• [Task prompt] Return each of the entries below precisely, with no pictures in the result.

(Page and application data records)
/---
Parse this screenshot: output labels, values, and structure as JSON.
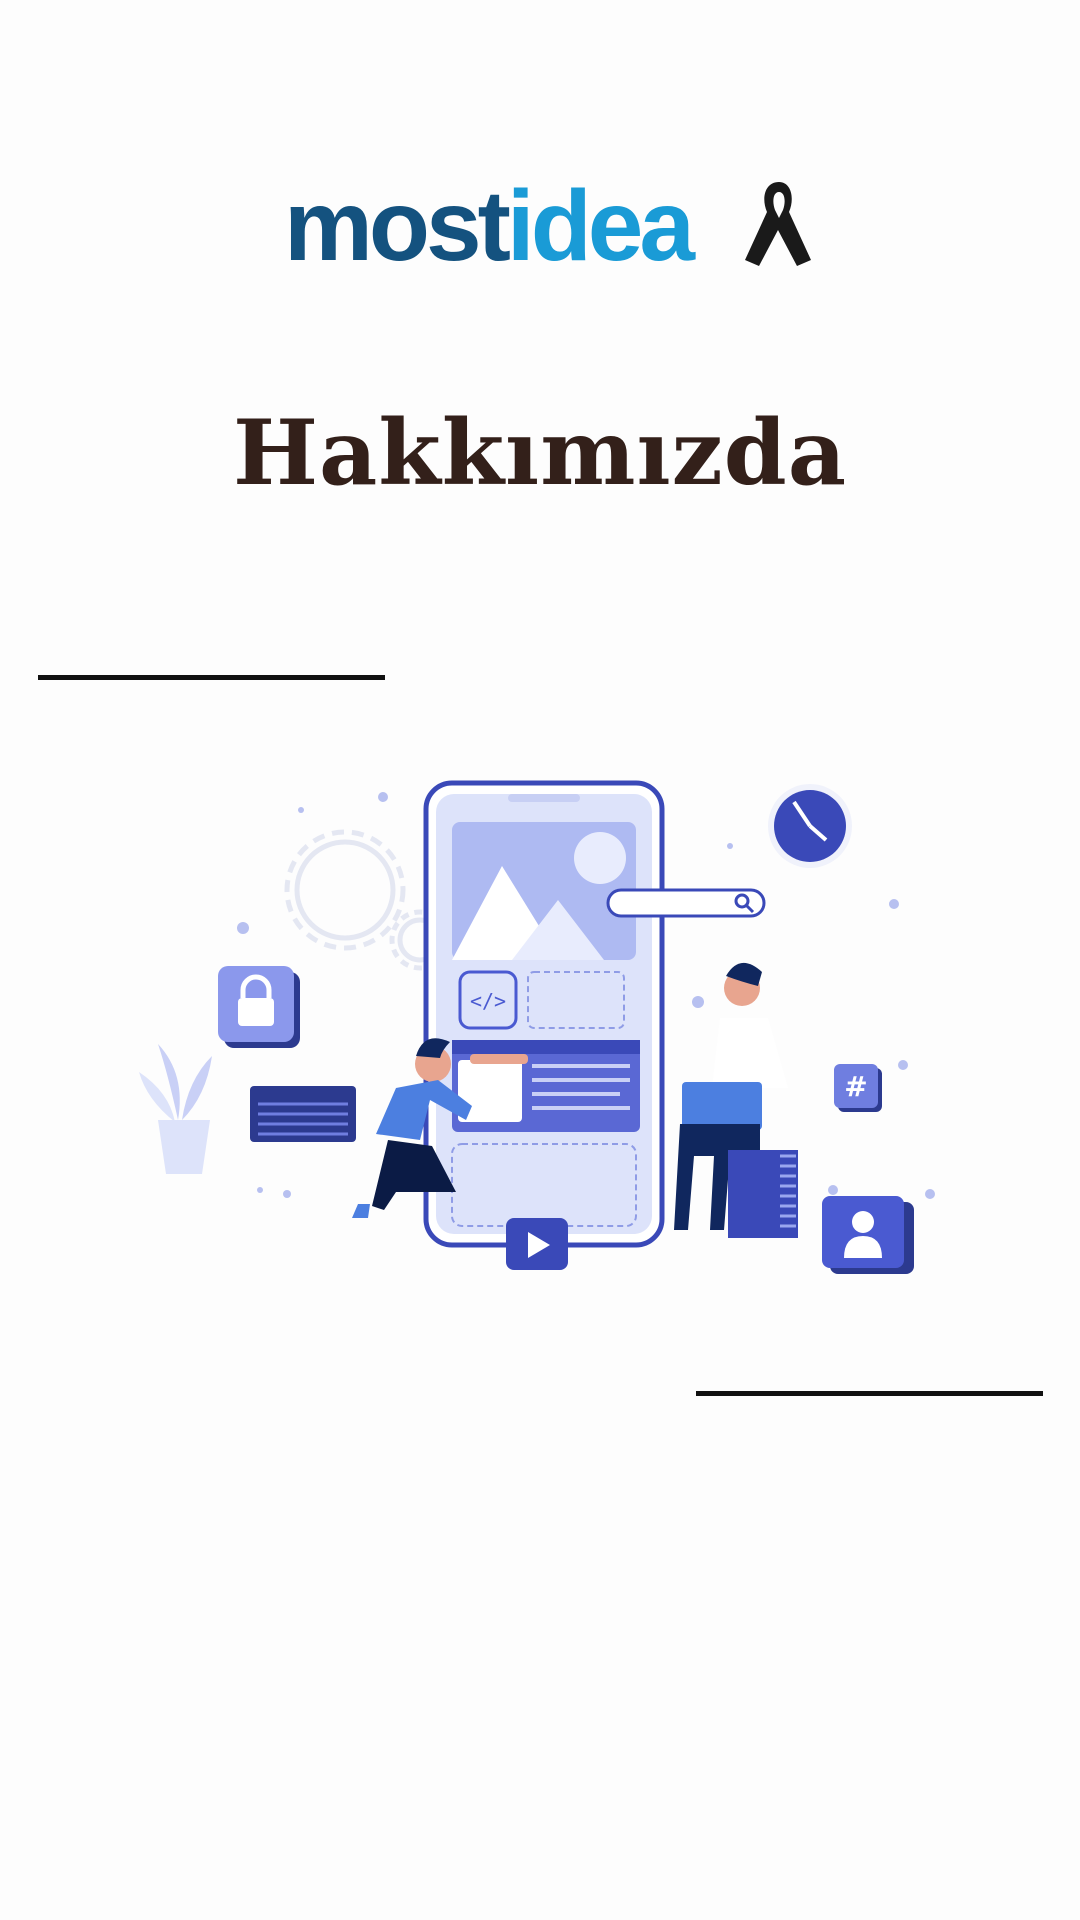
{
  "brand": {
    "logo_part1": "most",
    "logo_part2": "idea",
    "color_primary": "#14527f",
    "color_accent": "#1a9bd6"
  },
  "page": {
    "title": "Hakkımızda"
  },
  "illustration": {
    "icons": [
      "phone-mockup",
      "clock-icon",
      "lock-icon",
      "hashtag-icon",
      "user-icon",
      "play-icon",
      "search-icon",
      "code-icon",
      "gear-icon",
      "plant-icon"
    ],
    "palette": {
      "dark": "#2c3a8f",
      "mid": "#4a5ad1",
      "light": "#dde3fa",
      "accent": "#4c7fe0"
    }
  }
}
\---
• [Exercise output]
Parse this screenshot: output labels, values, and structure as JSON.
{
  "brand": {
    "logo_part1": "most",
    "logo_part2": "idea",
    "color_primary": "#14527f",
    "color_accent": "#1a9bd6"
  },
  "page": {
    "title": "Hakkımızda"
  },
  "illustration": {
    "icons": [
      "phone-mockup",
      "clock-icon",
      "lock-icon",
      "hashtag-icon",
      "user-icon",
      "play-icon",
      "search-icon",
      "code-icon",
      "gear-icon",
      "plant-icon"
    ],
    "palette": {
      "dark": "#2c3a8f",
      "mid": "#4a5ad1",
      "light": "#dde3fa",
      "accent": "#4c7fe0"
    }
  }
}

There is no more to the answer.